When I was a wee kid growing up on my folks’ farm in East Anglia, it was a common sight, in the 1970s and 80s, to see RAF Jaguar and Tornado jet aircraft practicing very low flying over the flat (ish) fields of that part of the UK. Typically, a Jag could fly no more than 100 ft off the deck, so low in fact that you could see all the markings on the side of the aircraft, what sort of stuff it was carrying, etc. The idea was to get under the opposition’s radar. These aircraft were practicing the sort of flying that would be needed against the-then Warsaw Pact ground forces of the time. (The Jaguar was a very effective strike aircraft).
But nothing, absolutely nothing, compares with flying as low as this. Ye gods!
And guess who the new owner of this leftist newspaper is? I wonder how Robert “my brain hurts” Fisk, columnist at that paper, is taking the news.
It was grimly amusing to watch as TV interviewers tried to get some straight answers out of the UK government and the Tory opposition about what items of public spending would and could be cut to get the finances under control. George Osborne, shadow Chancellor, was pretty evasive, as I have come to expect. Well, for those who want to see some sort of shopping list of cuts, the Taxpayers’ Alliance has come up with a handy list of items deserving of termination.

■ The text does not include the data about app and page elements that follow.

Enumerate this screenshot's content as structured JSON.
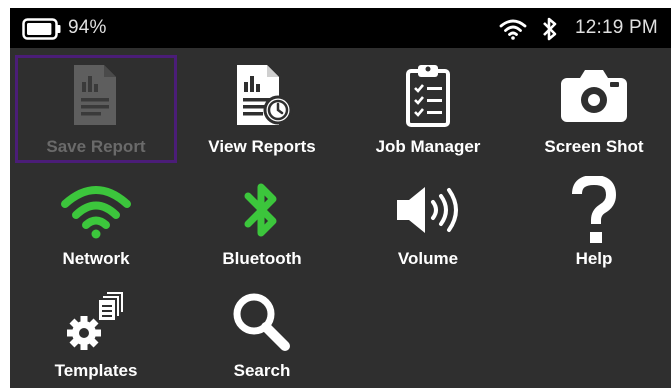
{
  "status": {
    "battery_percent": "94%",
    "battery_level": 0.94,
    "wifi_icon": "wifi-icon",
    "bluetooth_icon": "bluetooth-icon",
    "time": "12:19 PM"
  },
  "colors": {
    "accent_green": "#3cc63c",
    "selection_border": "#4b1d78",
    "background": "#2f2f2f",
    "status_bar": "#000000",
    "disabled": "#6a6a6a"
  },
  "menu": {
    "save_report": {
      "label": "Save Report",
      "icon": "save-report-icon",
      "state": "disabled, selected"
    },
    "view_reports": {
      "label": "View Reports",
      "icon": "view-reports-icon"
    },
    "job_manager": {
      "label": "Job Manager",
      "icon": "clipboard-icon"
    },
    "screen_shot": {
      "label": "Screen Shot",
      "icon": "camera-icon"
    },
    "network": {
      "label": "Network",
      "icon": "wifi-icon"
    },
    "bluetooth": {
      "label": "Bluetooth",
      "icon": "bluetooth-icon"
    },
    "volume": {
      "label": "Volume",
      "icon": "speaker-icon"
    },
    "help": {
      "label": "Help",
      "icon": "question-mark-icon"
    },
    "templates": {
      "label": "Templates",
      "icon": "templates-gear-icon"
    },
    "search": {
      "label": "Search",
      "icon": "magnifier-icon"
    }
  }
}
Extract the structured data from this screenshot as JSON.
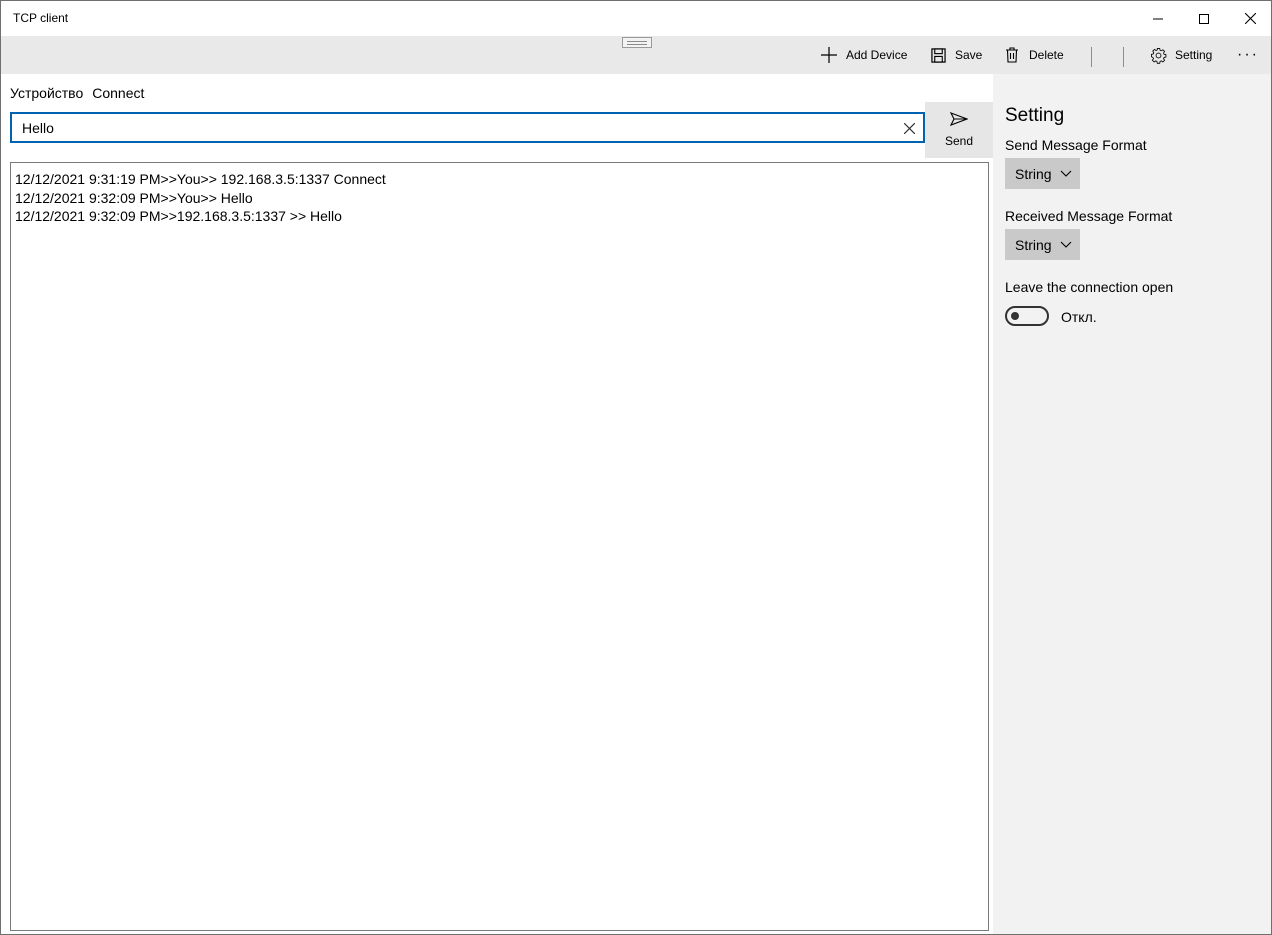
{
  "window": {
    "title": "TCP client"
  },
  "commandbar": {
    "add_device": "Add Device",
    "save": "Save",
    "delete": "Delete",
    "setting": "Setting",
    "more": "···"
  },
  "device_row": {
    "device": "Устройство",
    "connect": "Connect"
  },
  "message_input": {
    "value": "Hello",
    "placeholder": ""
  },
  "send_button": {
    "label": "Send"
  },
  "log": [
    "12/12/2021 9:31:19 PM>>You>> 192.168.3.5:1337 Connect",
    "12/12/2021 9:32:09 PM>>You>> Hello",
    "12/12/2021 9:32:09 PM>>192.168.3.5:1337 >> Hello"
  ],
  "settings": {
    "title": "Setting",
    "send_format_label": "Send Message Format",
    "send_format_value": "String",
    "received_format_label": "Received Message Format",
    "received_format_value": "String",
    "leave_open_label": "Leave the connection open",
    "leave_open_state": "Откл.",
    "leave_open_on": false
  },
  "colors": {
    "accent": "#0063b1",
    "commandbar_bg": "#e9e9e9",
    "panel_bg": "#f2f2f2",
    "combo_bg": "#c9c9c9"
  }
}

A quick entry from me: take a look at this item via Reason TV spot about the monster of a healthcare bill that passed at the weekend in the US. (I love the Incredibles-style music in it, by the way). As Gillespie puts it, the government underestimates of spending on things like health is not a bug, but a feature. The message that comes through, of course, is one that applies to governments worldwide. Do we honestly expect that politicians who are capable of the sort of accounting tricks surrounding building projects like the Olympic Games in London can be trusted to give accurate, costed predictions on things like healthcare spending, or education, or defence procurement?
Bear that in mind as we read the latest performance by UK finance minister, Alistair Darling, today.